Capsicum, a New World genus, has a richness in diversity that has not received much attention. Along with tomato and potato, chile is one of the important New World crops belonging to the Solanaceae family. The Capsicum fruits are popular and used in cuisines from all over the world. There are many different cultivars, forms, and uses of Capsicum. Most cultivars grown in the United States belong to one species, Capsicum annuum. The species is divided into groups based on fruit shape, flavor, and culinary use. Unfortunately, there is confusion about the names associated with the various fruit types. This article attempts to reduce some of the confusion. Whatever the name, there can be no argument that Capsicum is an amazing plant genus.
Demand for new mexico pod–type green chile in the United States has been rising for decades ( Gandonou and Waliczek, 2013 ), yet domestic production has been declining because of both limited availability of labor and associated costs ( Funk and
Chile peppers ( Capsicum sp.) are cultivated worldwide and are often prized for their heat ( Bosland and Votava, 2012 ). A widely used heat measurement for chile peppers is the SHU ( Scoville, 1912 ). This measurement is the highest dilution of a
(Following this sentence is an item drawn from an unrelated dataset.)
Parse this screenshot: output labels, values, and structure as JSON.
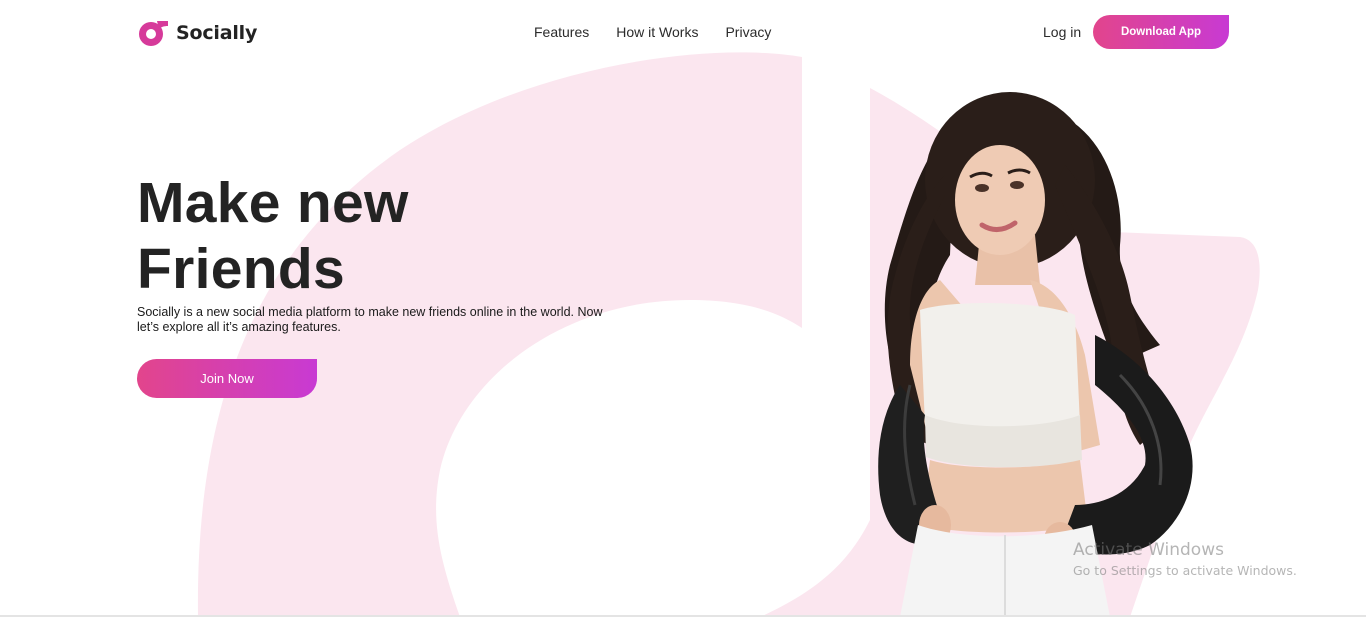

Chile pepper ( Capsicum annuum ) is an important crop worldwide, with an estimated 25% of people consuming some form (vegetable, spice, or food colorant) of pepper every day ( Halikowski-Smith 2015 ). In 2017, global harvested area of chile peppers
There is great interest in growing blueberries in Chile. Although only a few hundred hectares are now planted, thousands of hectares are predicted by the turn of the century. There are many areas in the country that are adaptable to blueberry culture, and labor costs are extremely low. Chileans feel they have a golden opportunity to make a profit by producing blueberries during the North American off-season.